User avatar
Posts: 3522
Joined: Mon Oct 04, 2004 3:19 pm
Location: South Orange, NJ

Re: Val d’Isere, France, April 7, 2018

Postby Tony Crocker » Tue Apr 10, 2018 5:53 am

There are few redundant lifts, just a few coming out of base areas. It's more the accessible terrain that stands out vs. other places. The Dolomites are perhaps the opposite example: even more lifts but much more confined to pistes due to topography as much as snow cover. By Saturday the warm weather made most of that off piste tough skiing as our misadventure on Pissaillas illustrated. If the warm weather had continued, it would have eventually consolidated into a lot of great corn snow.

But we are abruptly shifting from too much spring to too much winter. It started snowing about 8AM and Snow Forecast says it will snow though Saturday. The storm is coming from the Mediterranean so here are the predictions as it moves east to west in this region:
Val Cenis 71cm
Bonneval sur Arc: 178cm
Val d'Isere 140cm
Tignes 107cm
Les Arcs 39cm
Val Thorens 33cm

This illustrates one of Fraser's observations: All of the big Tarantaise ski complexes (Trois Vallees, Les Arcs/La Plagne and Val d'Isere/Tignes) get the Atlantic storms but the Mediterranean storms only hit the areas close to the Italian border strongly. FYI farther south near the border the forecast for Isola 2000 is 161cm.

Another positive is that the storm did not start as rain here in town, so we're hoping new snow quality will be adequate at the lower elevations. That would allow for some decent storm skiing out of Le Fornet and Le Laisinant. Visibility will likely be tough on the upper 2/3 of terrain.
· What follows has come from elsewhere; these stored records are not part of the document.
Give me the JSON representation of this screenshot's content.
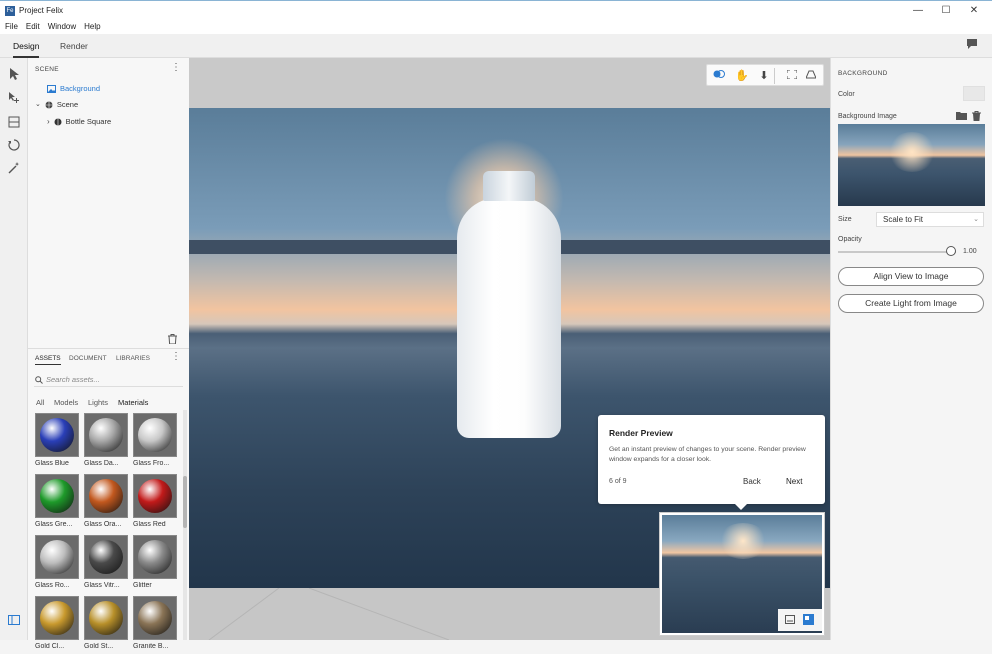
{
  "app": {
    "icon_text": "Fe",
    "title": "Project Felix"
  },
  "window_controls": {
    "minimize": "—",
    "maximize": "☐",
    "close": "✕"
  },
  "menu": [
    "File",
    "Edit",
    "Window",
    "Help"
  ],
  "modes": {
    "design": "Design",
    "render": "Render",
    "active": "Design"
  },
  "scene_panel": {
    "header": "SCENE",
    "items": [
      {
        "label": "Background",
        "selected": true
      },
      {
        "label": "Scene"
      },
      {
        "label": "Bottle Square"
      }
    ]
  },
  "assets_panel": {
    "tabs": [
      "ASSETS",
      "DOCUMENT",
      "LIBRARIES"
    ],
    "search_placeholder": "Search assets...",
    "filters": [
      "All",
      "Models",
      "Lights",
      "Materials"
    ],
    "materials": [
      {
        "label": "Glass Blue",
        "color": "#2a3fb8"
      },
      {
        "label": "Glass Da...",
        "color": "#a9a9a9"
      },
      {
        "label": "Glass Fro...",
        "color": "#c8c8c8"
      },
      {
        "label": "Glass Gre...",
        "color": "#1e9a2a"
      },
      {
        "label": "Glass Ora...",
        "color": "#c2581e"
      },
      {
        "label": "Glass Red",
        "color": "#c21a1a"
      },
      {
        "label": "Glass Ro...",
        "color": "#bdbdbd"
      },
      {
        "label": "Glass Vitr...",
        "color": "#4a4a4a"
      },
      {
        "label": "Glitter",
        "color": "#8a8a8a"
      },
      {
        "label": "Gold Cl...",
        "color": "#c99a2e"
      },
      {
        "label": "Gold St...",
        "color": "#b8902a"
      },
      {
        "label": "Granite B...",
        "color": "#8a7456"
      }
    ]
  },
  "tooltip": {
    "title": "Render Preview",
    "body": "Get an instant preview of changes to your scene. Render preview window expands for a closer look.",
    "step": "6 of 9",
    "back": "Back",
    "next": "Next"
  },
  "properties": {
    "header": "BACKGROUND",
    "color_label": "Color",
    "bg_image_label": "Background Image",
    "size_label": "Size",
    "size_value": "Scale to Fit",
    "opacity_label": "Opacity",
    "opacity_value": "1.00",
    "align_button": "Align View to Image",
    "light_button": "Create Light from Image"
  }
}
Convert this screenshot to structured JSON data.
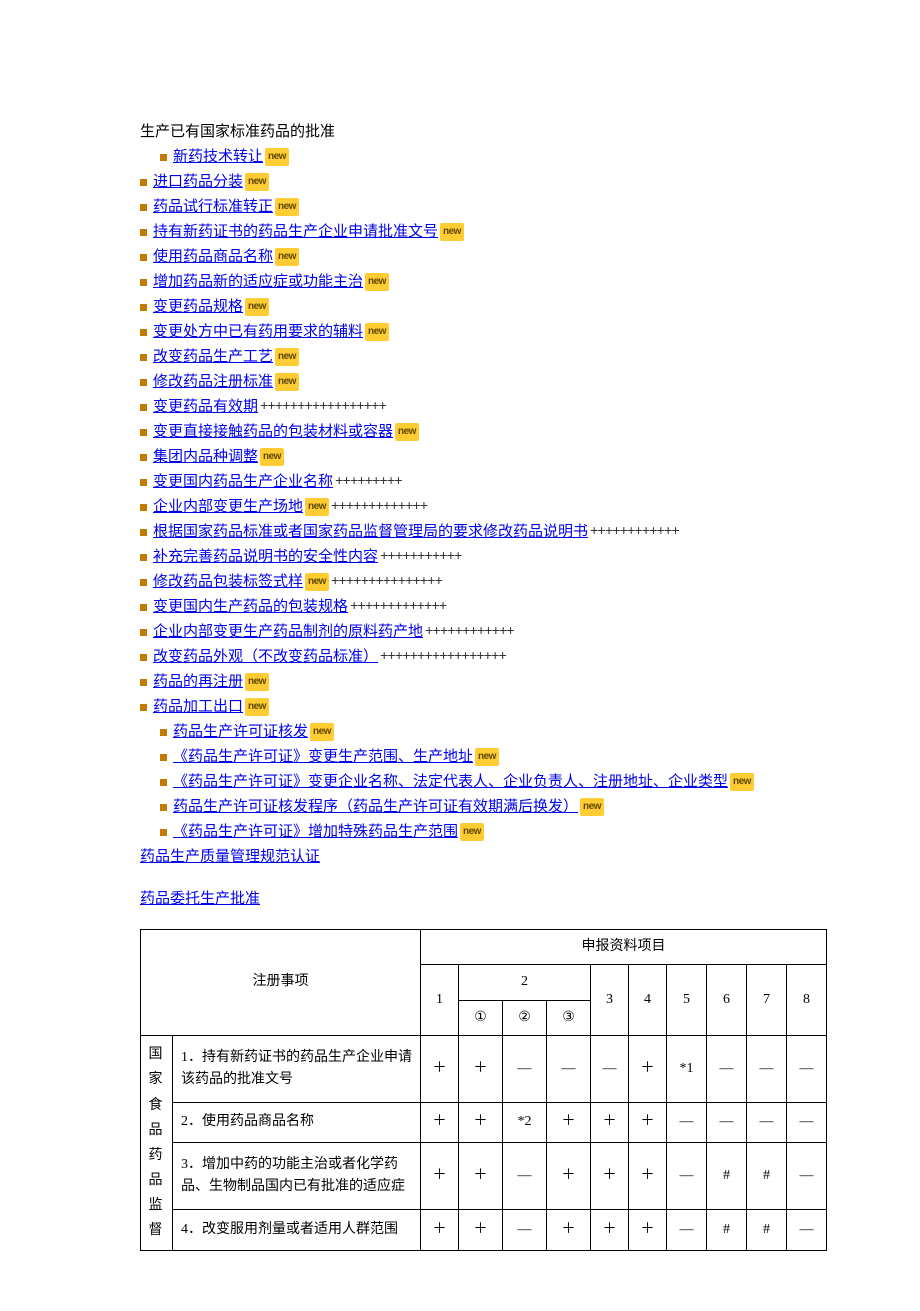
{
  "title": "生产已有国家标准药品的批准",
  "new_badge": "new",
  "links": [
    {
      "text": "新药技术转让",
      "bullet": true,
      "indent": true,
      "badge": true
    },
    {
      "text": "进口药品分装",
      "bullet": true,
      "badge": true
    },
    {
      "text": "药品试行标准转正",
      "bullet": true,
      "badge": true
    },
    {
      "text": "持有新药证书的药品生产企业申请批准文号",
      "bullet": true,
      "badge": true
    },
    {
      "text": "使用药品商品名称",
      "bullet": true,
      "badge": true
    },
    {
      "text": "增加药品新的适应症或功能主治",
      "bullet": true,
      "badge": true
    },
    {
      "text": "变更药品规格",
      "bullet": true,
      "badge": true
    },
    {
      "text": "变更处方中已有药用要求的辅料",
      "bullet": true,
      "badge": true
    },
    {
      "text": "改变药品生产工艺",
      "bullet": true,
      "badge": true
    },
    {
      "text": "修改药品注册标准",
      "bullet": true,
      "badge": true
    },
    {
      "text": "变更药品有效期",
      "bullet": true,
      "suffix": "+++++++++++++++++"
    },
    {
      "text": "变更直接接触药品的包装材料或容器",
      "bullet": true,
      "badge": true
    },
    {
      "text": "集团内品种调整",
      "bullet": true,
      "badge": true
    },
    {
      "text": "变更国内药品生产企业名称",
      "bullet": true,
      "suffix": "+++++++++"
    },
    {
      "text": "企业内部变更生产场地",
      "bullet": true,
      "badge": true,
      "suffix": "+++++++++++++"
    },
    {
      "text": "根据国家药品标准或者国家药品监督管理局的要求修改药品说明书",
      "bullet": true,
      "suffix": "++++++++++++"
    },
    {
      "text": "补充完善药品说明书的安全性内容",
      "bullet": true,
      "suffix": "+++++++++++"
    },
    {
      "text": "修改药品包装标签式样",
      "bullet": true,
      "badge": true,
      "suffix": "+++++++++++++++"
    },
    {
      "text": "变更国内生产药品的包装规格",
      "bullet": true,
      "suffix": "+++++++++++++"
    },
    {
      "text": "企业内部变更生产药品制剂的原料药产地",
      "bullet": true,
      "suffix": "++++++++++++"
    },
    {
      "text": "改变药品外观（不改变药品标准）",
      "bullet": true,
      "suffix": "+++++++++++++++++"
    },
    {
      "text": "药品的再注册",
      "bullet": true,
      "badge": true
    },
    {
      "text": "药品加工出口",
      "bullet": true,
      "badge": true
    },
    {
      "text": "药品生产许可证核发",
      "bullet": true,
      "indent": true,
      "badge": true
    },
    {
      "text": "《药品生产许可证》变更生产范围、生产地址",
      "bullet": true,
      "indent": true,
      "badge": true
    },
    {
      "text": "《药品生产许可证》变更企业名称、法定代表人、企业负责人、注册地址、企业类型",
      "bullet": true,
      "indent": true,
      "badge": true
    },
    {
      "text": "药品生产许可证核发程序（药品生产许可证有效期满后换发）",
      "bullet": true,
      "indent": true,
      "badge": true
    },
    {
      "text": "《药品生产许可证》增加特殊药品生产范围",
      "bullet": true,
      "indent": true,
      "badge": true
    }
  ],
  "section_links": [
    "药品生产质量管理规范认证",
    "药品委托生产批准"
  ],
  "table": {
    "header_main": "注册事项",
    "header_right": "申报资料项目",
    "cols_top": [
      "1",
      "2",
      "3",
      "4",
      "5",
      "6",
      "7",
      "8"
    ],
    "cols_sub2": [
      "①",
      "②",
      "③"
    ],
    "vlabel": "国家食品药品监督",
    "rows": [
      {
        "label": "1．持有新药证书的药品生产企业申请该药品的批准文号",
        "cells": [
          "＋",
          "＋",
          "—",
          "—",
          "—",
          "＋",
          "*1",
          "—",
          "—",
          "—"
        ]
      },
      {
        "label": "2．使用药品商品名称",
        "cells": [
          "＋",
          "＋",
          "*2",
          "＋",
          "＋",
          "＋",
          "—",
          "—",
          "—",
          "—"
        ]
      },
      {
        "label": "3．增加中药的功能主治或者化学药品、生物制品国内已有批准的适应症",
        "cells": [
          "＋",
          "＋",
          "—",
          "＋",
          "＋",
          "＋",
          "—",
          "#",
          "#",
          "—"
        ]
      },
      {
        "label": "4．改变服用剂量或者适用人群范围",
        "cells": [
          "＋",
          "＋",
          "—",
          "＋",
          "＋",
          "＋",
          "—",
          "#",
          "#",
          "—"
        ]
      }
    ]
  }
}
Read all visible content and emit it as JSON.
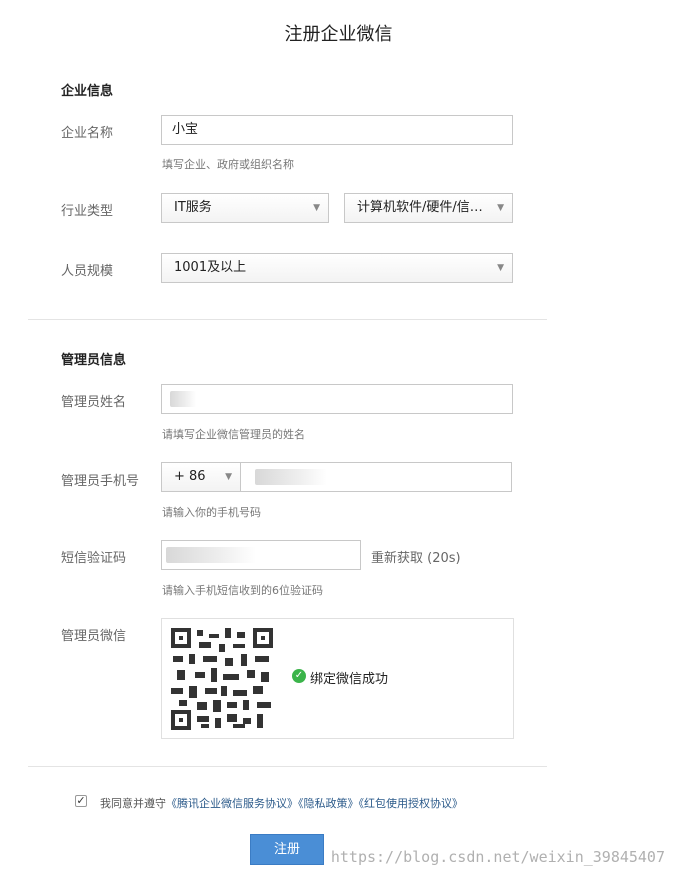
{
  "page": {
    "title": "注册企业微信"
  },
  "company_section": {
    "heading": "企业信息",
    "name_label": "企业名称",
    "name_value": "小宝",
    "name_hint": "填写企业、政府或组织名称",
    "industry_label": "行业类型",
    "industry_primary": "IT服务",
    "industry_secondary": "计算机软件/硬件/信…",
    "size_label": "人员规模",
    "size_value": "1001及以上"
  },
  "admin_section": {
    "heading": "管理员信息",
    "name_label": "管理员姓名",
    "name_hint": "请填写企业微信管理员的姓名",
    "phone_label": "管理员手机号",
    "country_code": "+ 86",
    "phone_hint": "请输入你的手机号码",
    "sms_label": "短信验证码",
    "resend_label": "重新获取 (20s)",
    "sms_hint": "请输入手机短信收到的6位验证码",
    "wechat_label": "管理员微信",
    "bind_status": "绑定微信成功"
  },
  "agreement": {
    "prefix": "我同意并遵守",
    "link1": "《腾讯企业微信服务协议》",
    "link2": "《隐私政策》",
    "link3": "《红包使用授权协议》"
  },
  "submit": {
    "label": "注册"
  },
  "watermark": "https://blog.csdn.net/weixin_39845407",
  "colors": {
    "primary_button": "#4a8ed6",
    "success": "#3bb44a",
    "link": "#2b5a8a"
  }
}
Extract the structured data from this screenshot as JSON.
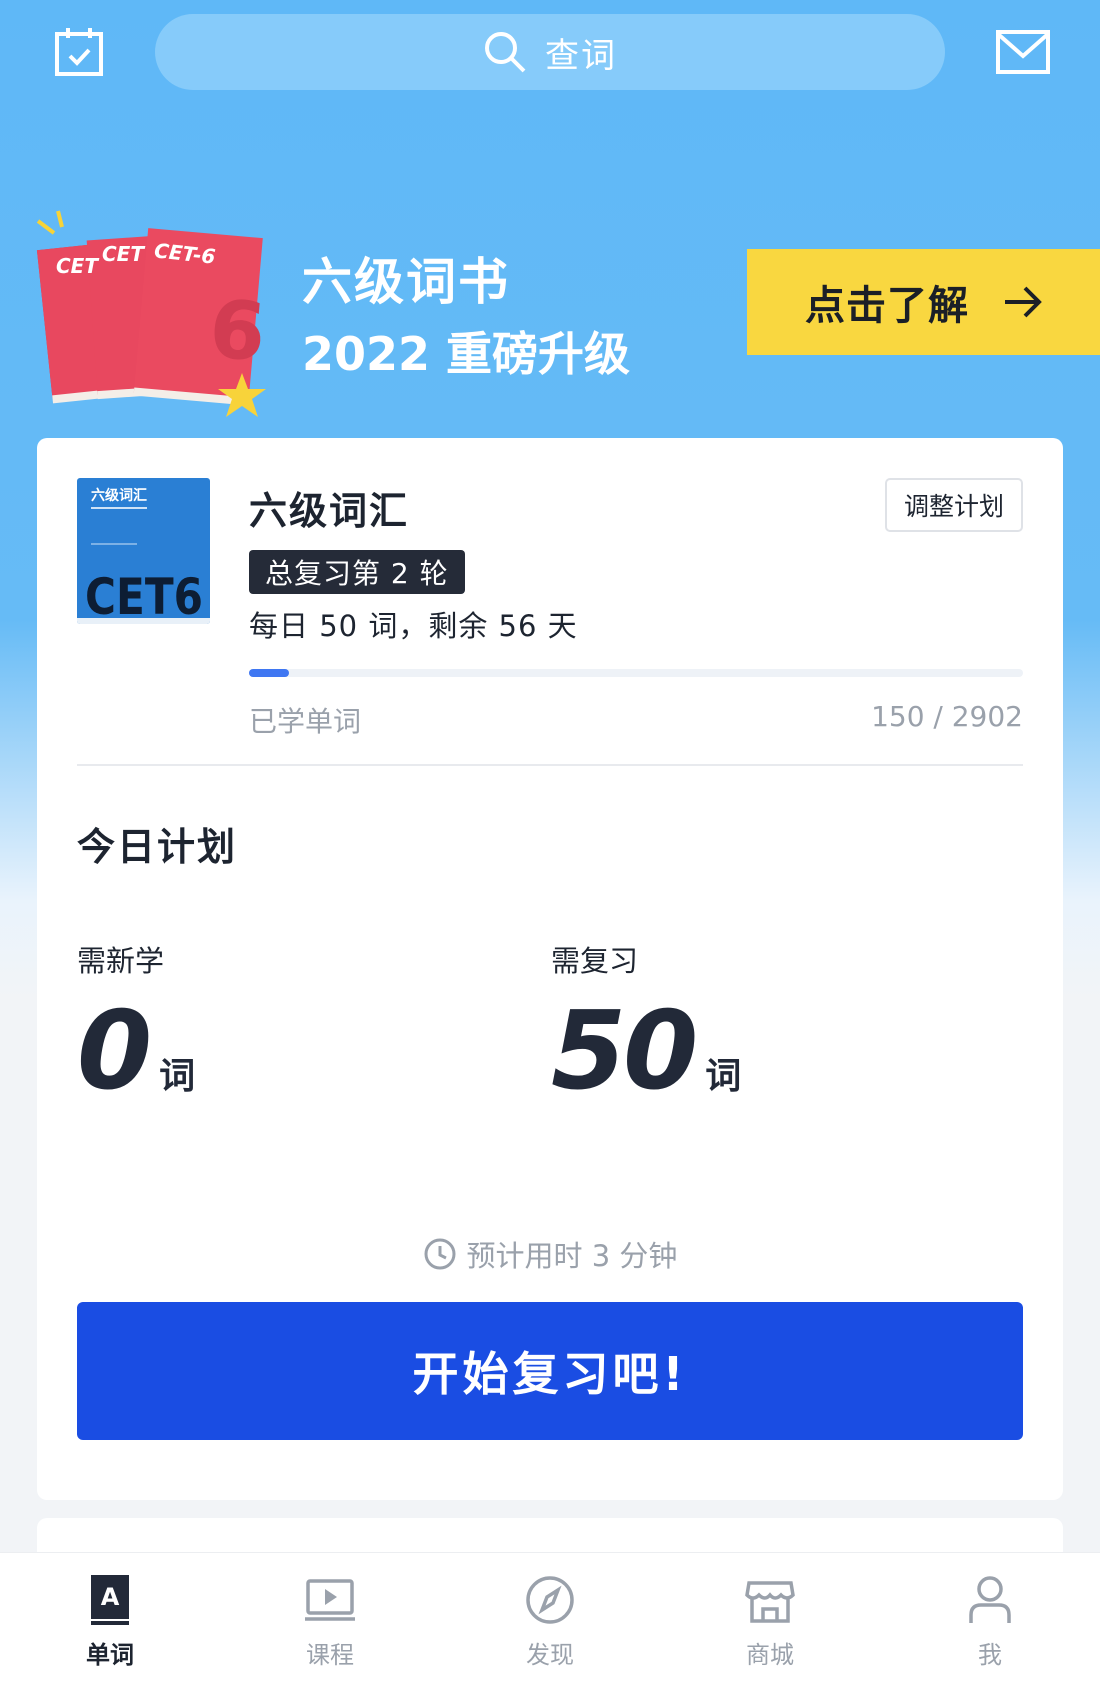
{
  "search": {
    "placeholder": "查词"
  },
  "banner": {
    "title": "六级词书",
    "subtitle": "2022 重磅升级",
    "cta_label": "点击了解",
    "cta_color": "#f9d740",
    "book_labels": [
      "CET",
      "CET",
      "CET-6"
    ]
  },
  "book": {
    "cover_title": "六级词汇",
    "cover_big": "CET6",
    "title": "六级词汇",
    "adjust_label": "调整计划",
    "round_badge": "总复习第 2 轮",
    "daily_text": "每日 50 词，剩余 56 天",
    "learned_label": "已学单词",
    "learned": 150,
    "total": 2902,
    "learned_text": "150 / 2902"
  },
  "plan": {
    "title": "今日计划",
    "new_label": "需新学",
    "new_value": "0",
    "review_label": "需复习",
    "review_value": "50",
    "unit": "词",
    "estimate": "预计用时 3 分钟",
    "start_label": "开始复习吧!"
  },
  "colors": {
    "primary": "#1a4de3",
    "progress": "#3f77f2",
    "sky": "#5fb8f7"
  },
  "nav": {
    "items": [
      {
        "label": "单词",
        "icon": "word-book-icon",
        "active": true
      },
      {
        "label": "课程",
        "icon": "video-course-icon",
        "active": false
      },
      {
        "label": "发现",
        "icon": "compass-icon",
        "active": false
      },
      {
        "label": "商城",
        "icon": "store-icon",
        "active": false
      },
      {
        "label": "我",
        "icon": "person-icon",
        "active": false
      }
    ]
  }
}
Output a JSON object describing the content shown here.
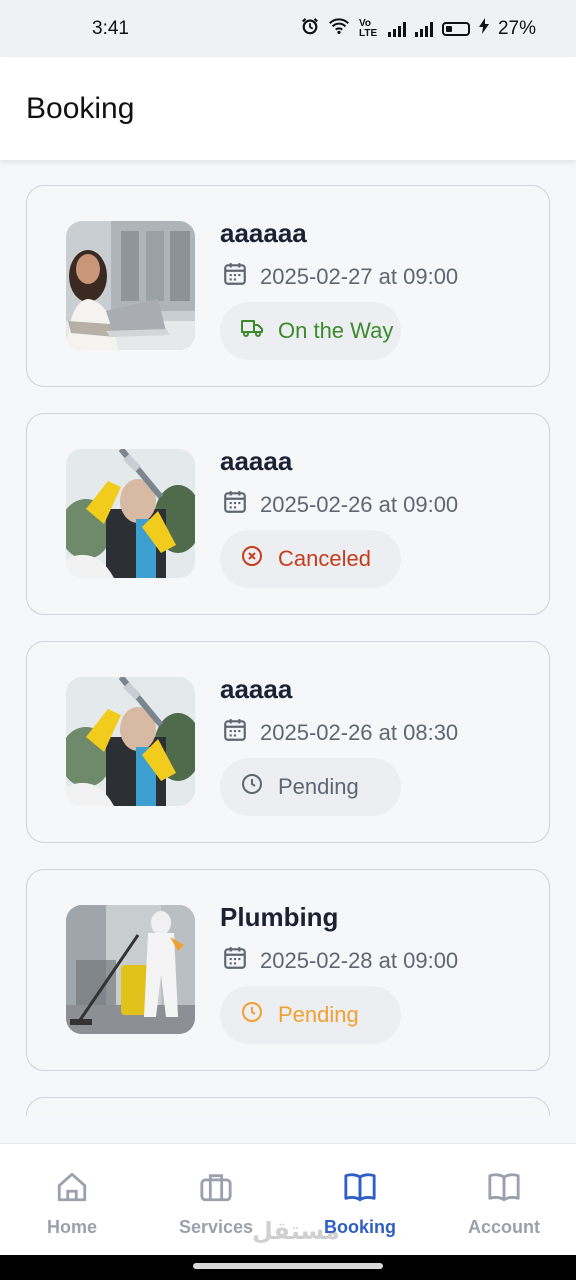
{
  "status_bar": {
    "time": "3:41",
    "volte": "Vo LTE",
    "battery": "27%"
  },
  "header": {
    "title": "Booking"
  },
  "bookings": [
    {
      "title": "aaaaaa",
      "date": "2025-02-27 at 09:00",
      "status": "On the Way",
      "status_icon": "truck-icon",
      "status_color": "#3c8a2c",
      "image": "woman-laptop-photo"
    },
    {
      "title": "aaaaa",
      "date": "2025-02-26 at 09:00",
      "status": "Canceled",
      "status_icon": "x-circle-icon",
      "status_color": "#c43d1c",
      "image": "window-cleaning-photo"
    },
    {
      "title": "aaaaa",
      "date": "2025-02-26 at 08:30",
      "status": "Pending",
      "status_icon": "clock-icon",
      "status_color": "#5f6673",
      "image": "window-cleaning-photo"
    },
    {
      "title": "Plumbing",
      "date": "2025-02-28 at 09:00",
      "status": "Pending",
      "status_icon": "clock-icon",
      "status_color": "#f0a131",
      "image": "vacuum-cleaning-photo"
    }
  ],
  "nav": {
    "items": [
      {
        "label": "Home",
        "icon": "home-icon"
      },
      {
        "label": "Services",
        "icon": "briefcase-icon"
      },
      {
        "label": "Booking",
        "icon": "book-icon",
        "active": true
      },
      {
        "label": "Account",
        "icon": "book-icon"
      }
    ],
    "active_color": "#2f5fc4"
  },
  "watermark": "مستقل"
}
There are still quite a few British skiers around, but it was definitely a majority last week.
Ski Records
Season length: 21 months, Nov. 29, 2010 - July 2, 2012
Days in one year: 80 from Nov. 29, 2010 - Nov. 17, 2011
Season vertical: 1,610K in 2016-17
Season powder: 291K in 2011-12
User avatar
Tony Crocker
Posts: 10234
Joined: Thu Sep 23, 2004 10:37 am
Location: Avatar: Charlotte Bay, Antarctica 2011
Location: Glendale, California

Return to Europe & Asia

Who is online

Users browsing this forum: No registered users and 1 guest

All content herein copyright © 1999-2017 First Tracks!! Online Media

Forums Terms & Conditions of Use